There is a short trail along the creek that has some pretty stretches, like the one below, but there are steep, eroded hillsides and outfalls from residential areas. Our lack of luck has meant we have not visited here often at all, and not in several years.
At the park, Johnson Creek runs by the only remaining fish pond. We dropped by a couple of weeks ago and wandered over. I saw three brown trout in the creek, and Stylurus saw a big dragonfly zoom by and perch on some overhanging vegetation. We both got great looks -- it was a Black-shouldered Spinyleg (Dromogomphus spinosus) -- a new county record! Standing on the side of the creek and looking at it only 12 feet away through binoculars, the spines on the legs looked like tree branches.

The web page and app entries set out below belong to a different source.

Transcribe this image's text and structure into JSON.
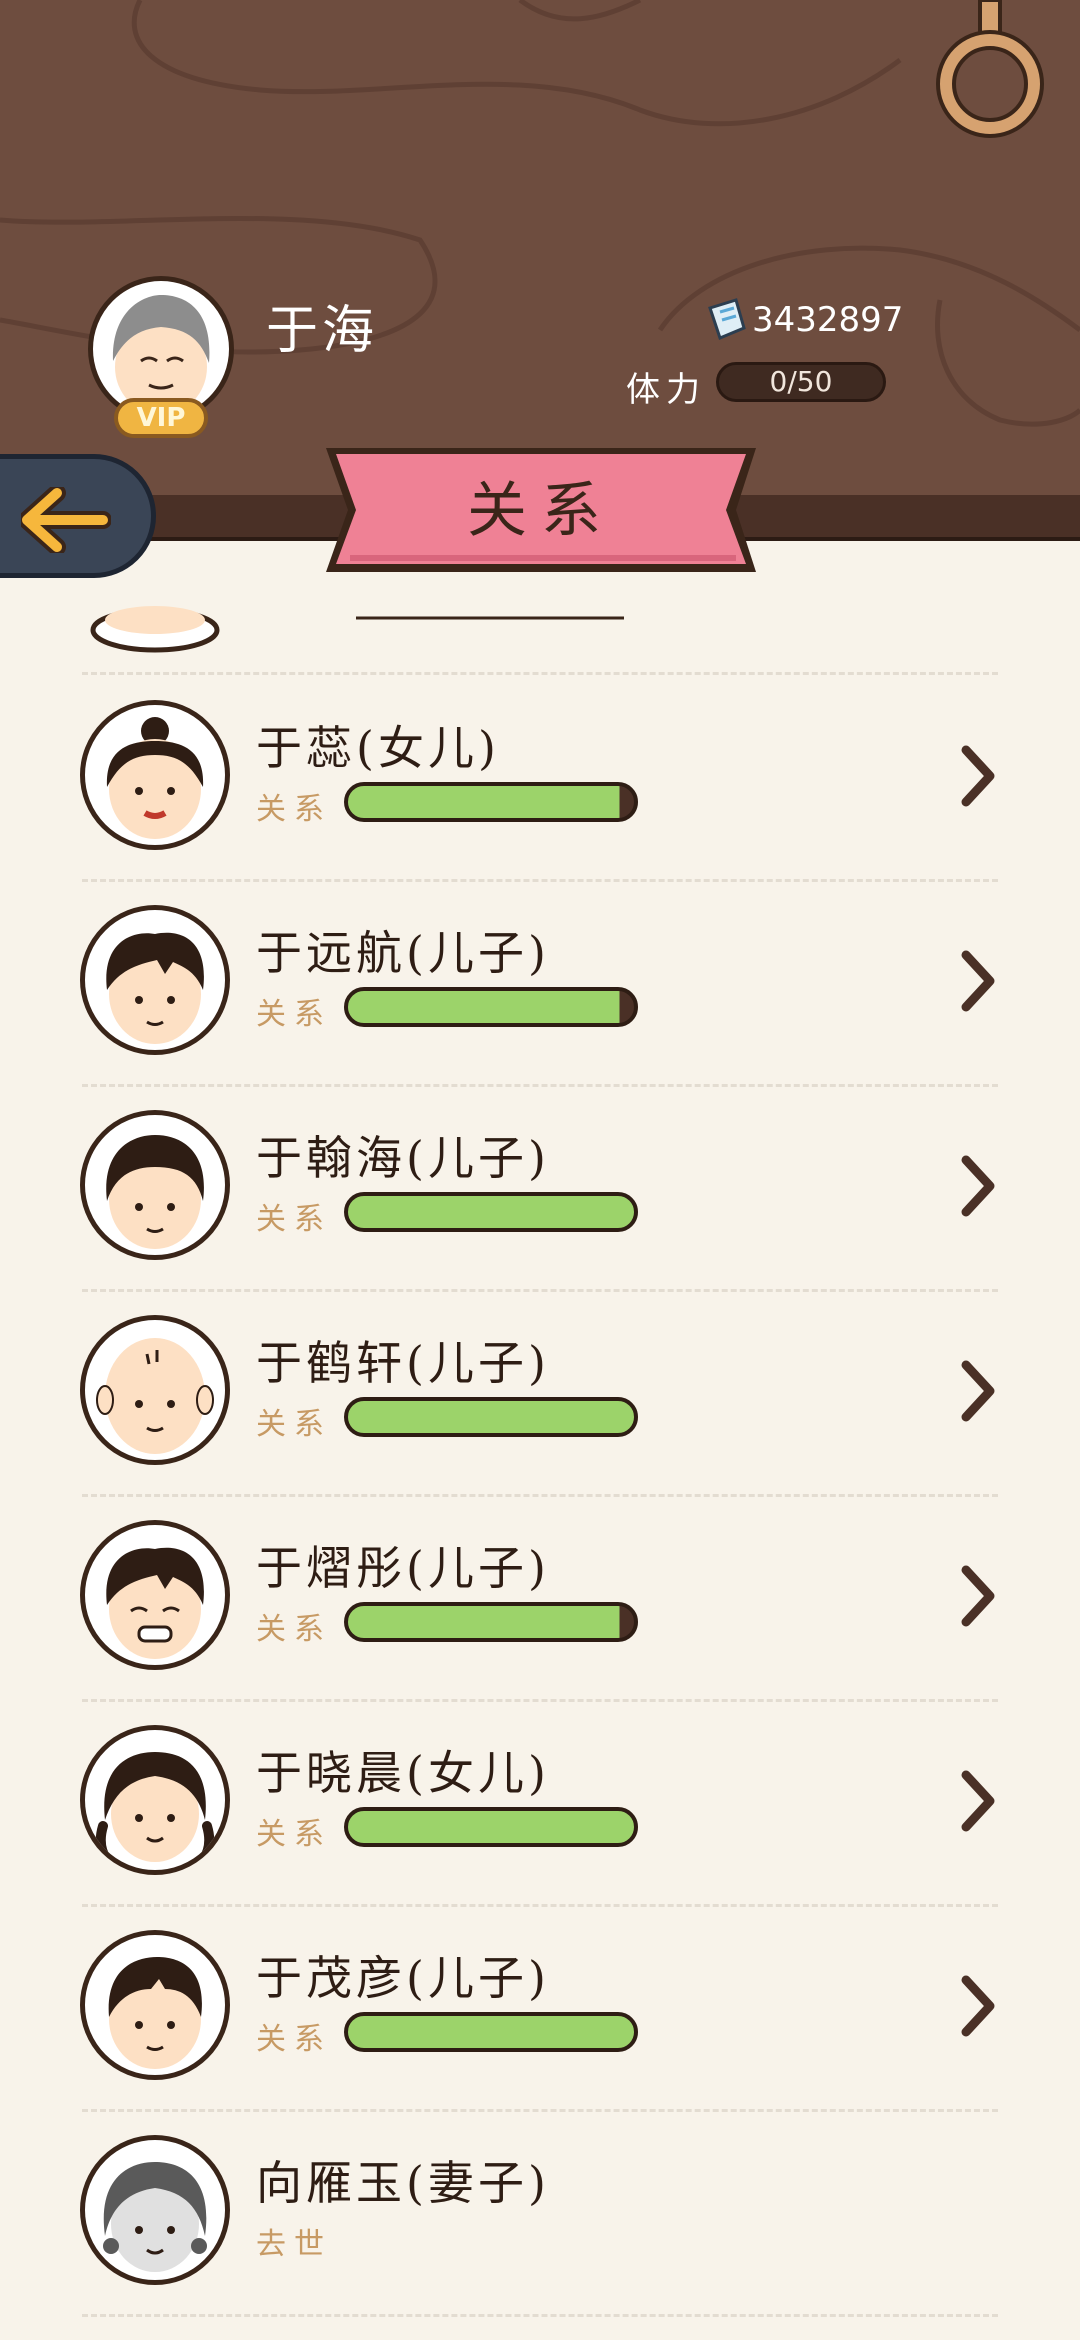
{
  "player": {
    "name": "于海",
    "vip": "VIP",
    "coins": "3432897",
    "stamina_label": "体力",
    "stamina": "0/50"
  },
  "page_title": "关系",
  "relations": [
    {
      "name": "于蕊(女儿)",
      "status": "关系",
      "relationship_level": 0.95,
      "avatar": "daughter-bun-icon"
    },
    {
      "name": "于远航(儿子)",
      "status": "关系",
      "relationship_level": 0.95,
      "avatar": "son-tuft-icon"
    },
    {
      "name": "于翰海(儿子)",
      "status": "关系",
      "relationship_level": 1.0,
      "avatar": "son-bowl-icon"
    },
    {
      "name": "于鹤轩(儿子)",
      "status": "关系",
      "relationship_level": 1.0,
      "avatar": "baby-bald-icon"
    },
    {
      "name": "于熠彤(儿子)",
      "status": "关系",
      "relationship_level": 0.95,
      "avatar": "son-grin-icon"
    },
    {
      "name": "于晓晨(女儿)",
      "status": "关系",
      "relationship_level": 1.0,
      "avatar": "daughter-braids-icon"
    },
    {
      "name": "于茂彦(儿子)",
      "status": "关系",
      "relationship_level": 1.0,
      "avatar": "son-short-icon"
    },
    {
      "name": "向雁玉(妻子)",
      "status": "去世",
      "avatar": "wife-gray-icon"
    }
  ],
  "colors": {
    "header": "#6e4d3f",
    "banner": "#ef8195",
    "bar": "#9cd36a",
    "background": "#f8f3ea"
  }
}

Stylurus hopped in the creek. This was not going to be an easy swing, as the insect could easily see the approach, and branches were in the way. Indeed, a voucher was not to be had this day. Or the next weekend, when we saw one patrolling that quickly retreated to the trees. Or the weekend after that, when we didn't see one at all. Thus, the record remains unofficial. You know where we'll be this weekend...